Sarah Shaffi, online editor and producer at The Bookseller, and Wei Ming Kam, sales and marketing assistant at Oberon Books, have recently set up the BAME in Publishing network “in response to the endless diversity debates and panels that have come and gone in the last few years”. The following blog is from Sarah, giving a bit more of the background behind the network and some next steps we can all take to improve things for everyone in the industry.
I was at a book launch and was introduced to a man working for the publishing company which had released the book in question. We’d not met before but within seconds this man, let’s call him Colin (not his name), said that we had. I told him we hadn’t.

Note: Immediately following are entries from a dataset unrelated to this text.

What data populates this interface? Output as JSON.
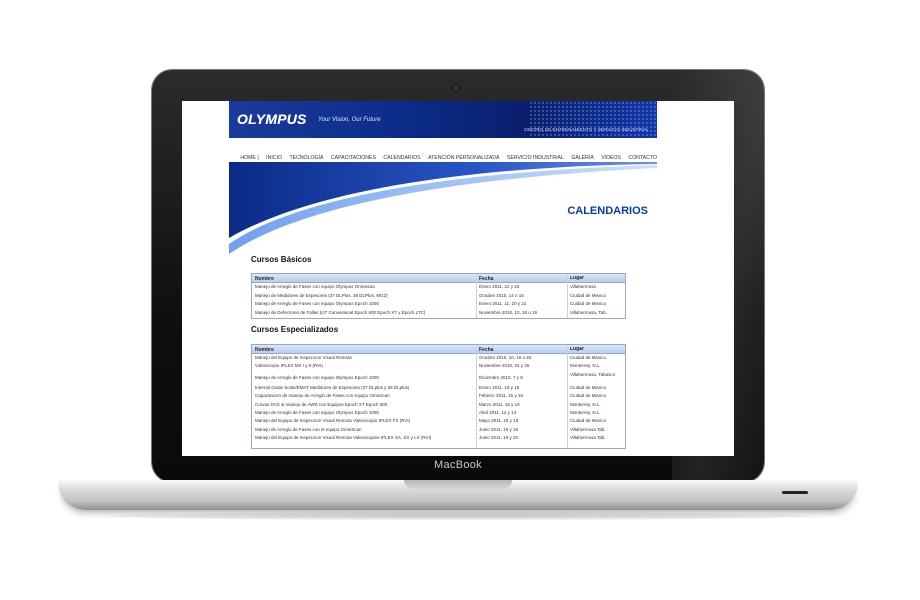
{
  "device": {
    "brand": "MacBook"
  },
  "site": {
    "logo": "OLYMPUS",
    "logo_sub": "Your Vision, Our Future",
    "tagline": "CENTRO DE ENTRENAMIENTO Y SERVICIO INDUSTRIAL",
    "nav": [
      "HOME |",
      "INICIO",
      "TECNOLOGÍA",
      "CAPACITACIONES",
      "CALENDARIOS",
      "ATENCIÓN PERSONALIZADA",
      "SERVICIO INDUSTRIAL",
      "GALERÍA",
      "VIDEOS",
      "CONTACTO"
    ],
    "page_title": "CALENDARIOS"
  },
  "basicos": {
    "title": "Cursos Básicos",
    "headers": [
      "Nombre",
      "Fecha",
      "Lugar"
    ],
    "rows": [
      [
        "Manejo de Arreglo de Fases con equipo Olympus Omniscan",
        "Enero 2011, 22 y 23",
        "Villahermosa"
      ],
      [
        "Manejo de Medidores de Espesores (37 DLPlus, 38 DLPlus, MG2)",
        "Octubre 2010, 14 o 15",
        "Ciudad de Mexico"
      ],
      [
        "Manejo de Arreglo de Fases con equipo Olympus Epoch 1000",
        "Enero 2011, 11, 20 y 21",
        "Cuidad de Mexico"
      ],
      [
        "Manejo de Defectores de Fallas (UT Convesional Epoch 600 Epoch XT y Epoch LTC)",
        "Noviembre 2010, 10, 18 o 19",
        "Villahermosa, Tab."
      ]
    ]
  },
  "especializados": {
    "title": "Cursos Especializados",
    "headers": [
      "Nombre",
      "Fecha",
      "Lugar"
    ],
    "rows": [
      [
        "Manejo del Equipo de Inspeccion Visual Remota",
        "Octubre 2010, 10, 19 o 20",
        "Ciudad de Mexico"
      ],
      [
        "Videoscopio IPLEX MX I y II (RVI)",
        "Noviembre 2010, 24 y 25",
        "Monterrey, N.L."
      ],
      [
        "Manejo de Arreglo de Fases con equipo Olympus Epoch 1000",
        "Diciembre 2010, 7 y 8",
        "Villahermosa, Tabasco"
      ],
      [
        "Internal Oxide Scale/EMAT Medidores de Espesores (37 DLplus y 38 DLplus)",
        "Enero 2011, 18 y 19",
        "Ciudad de Mexico"
      ],
      [
        "Capacitacion de manejo de Arreglo de Fases con equipo Omniscan",
        "Febrero 2011, 15 y 16",
        "Ciudad de Mexico"
      ],
      [
        "Curvas DAC & manejo de AWS con Equipos Epoch XT Epoch 600",
        "Marzo 2011, 15 y 16",
        "Monterrey, N.L."
      ],
      [
        "Manejo de Arreglo de Fases con equipo Olympus Epoch 1000",
        "Abril 2011, 12 y 14",
        "Monterrey, N.L."
      ],
      [
        "Manejo del Equipo de Inspeccion Visual Remota Videoscopio IPLEX FX (RVI)",
        "Mayo 2011, 18 y 19",
        "Ciudad de Mexico"
      ],
      [
        "Manejo de Arreglo de Fases con el equipo OmniScan",
        "Junio 2011, 15 y 16",
        "Villahermosa Tab."
      ],
      [
        "Manejo del Equipo de Inspeccion Visual Remota Videoscopios IPLEX SA, SX y LX (RVI)",
        "Junio 2011, 19 y 20",
        "Villahermosa Tab."
      ]
    ]
  },
  "colors": {
    "brand_blue": "#0a3aa3",
    "header_blue": "#0b2a86",
    "table_header": "#c7dbf4"
  }
}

He then named a very specific occasion on which we’d met. Impossible, I said, I wasn’t at that event.
Ah, of course, Colin countered, he’d met me at this other event, he said, naming a place and rough date. Nope, not me either, I said, with frustration probably suffusing my voice.
Luckily he stopped, because I was this close *holds thumb and forefinger apart just enough to slide a piece of paper in between* to snapping at him that he was clearly mixing me up with some other brown girl he’d met at a publishing event.
My story isn’t unusual. Ask any person from a Black, Asian or majority ethnic background in publishing if they’ve ever been mistaken for someone else because of their skin colour, and I guarantee most of them have similar stories to mine.
Which is one of the many reasons it’s time to make sure publishing diversifies its workforce. It’s a selfish reason, but I’d like there to be more brown girls in publishing so the six of us here already (OK, maybe a few more than six) don’t keep getting mistaken for each other.
But on a more serious note, publishing should recruit more people from ethnically diverse backgrounds (and economically and geographically diverse backgrounds) because it will be a good thing for the industry. Why? It kind of boils down to one thing…
The wider the backgrounds of the people working in publishing, the more likely publishers are to come up with new ideas and new books and see new voices. And this means that publishers can reach wider audiences, sell more books, and make more money.
Helping to increase the number of people from BAME backgrounds in publishing, and then hopefully the number of books by BAME people published in the UK, is behind why me and Wei Ming Kam set up BAME in Publishing.
The group, which is for people already in the industry and those aspiring to work in publishing, is a positive, fun space for BAME people, but also a safe one, where people can share experiences, get advice, and make connections and find mentors. It’s time to turn the discussion around diversity in publishing from one where we moan about how terrible it all is to one where we celebrate the BAME talent already in the industry, support them, and make sure they’re visible, to the industry itself and to those wanting to join.
For people from ethnic minority backgrounds wanting to come into publishing, I have the following tips:
- Don’t be afraid. I know it can seem daunting to be one of the only non-white faces around, but you’re paving the way for future generations, and you should always remember that.
- Speak up. One of the valuable things about you is that you might look at the world from a slightly different perspective, so if you have an idea or an opinion, share it. (Politely and in an appropriate setting, of course.)
- Go for paid positions. There are a number of paid internships out there, so make sure you apply for them. Work experience is fine, but working for free should only be done for a week or two absolute maximum.
- Make connections. Find people who have done the jobs you want to do, and drop them a line to say hello and ask if they would mind you asking their advice. It’s especially easy to do this with Twitter.
- Join BAME in Publishing!
And for publishers, a few things you could be doing:
- Look beyond Creative Access. Creative Access is brilliant, but one intern a year in your company probably isn’t going to change anything fast.
- Reach out to schools. London is one of the most multicultural cities in the world, and so many UK publishing firms are based in the capital. It’s not difficult to find schools where the make-up of pupils is diverse, so go out there and talk to them, make sure they know the many different roles and opportunities available to them at a publishing house.
- Pay. I can’t say this enough – publishers should be paying interns and, if possible, should at least be shouting travel expenses for work experience students.
- Widen the advertising net. Sure, The Guardian and your own website are great, but are you making an effort to reach new audiences with your job adverts? Are you advertising on Twitter and Tumblr, in publications targeting people of different ethnic backgrounds?
My hope is that, if we all work together, BAME in Publishing will no longer need to exist, and I’ll never be mistaken for that other brown girl in publishing again.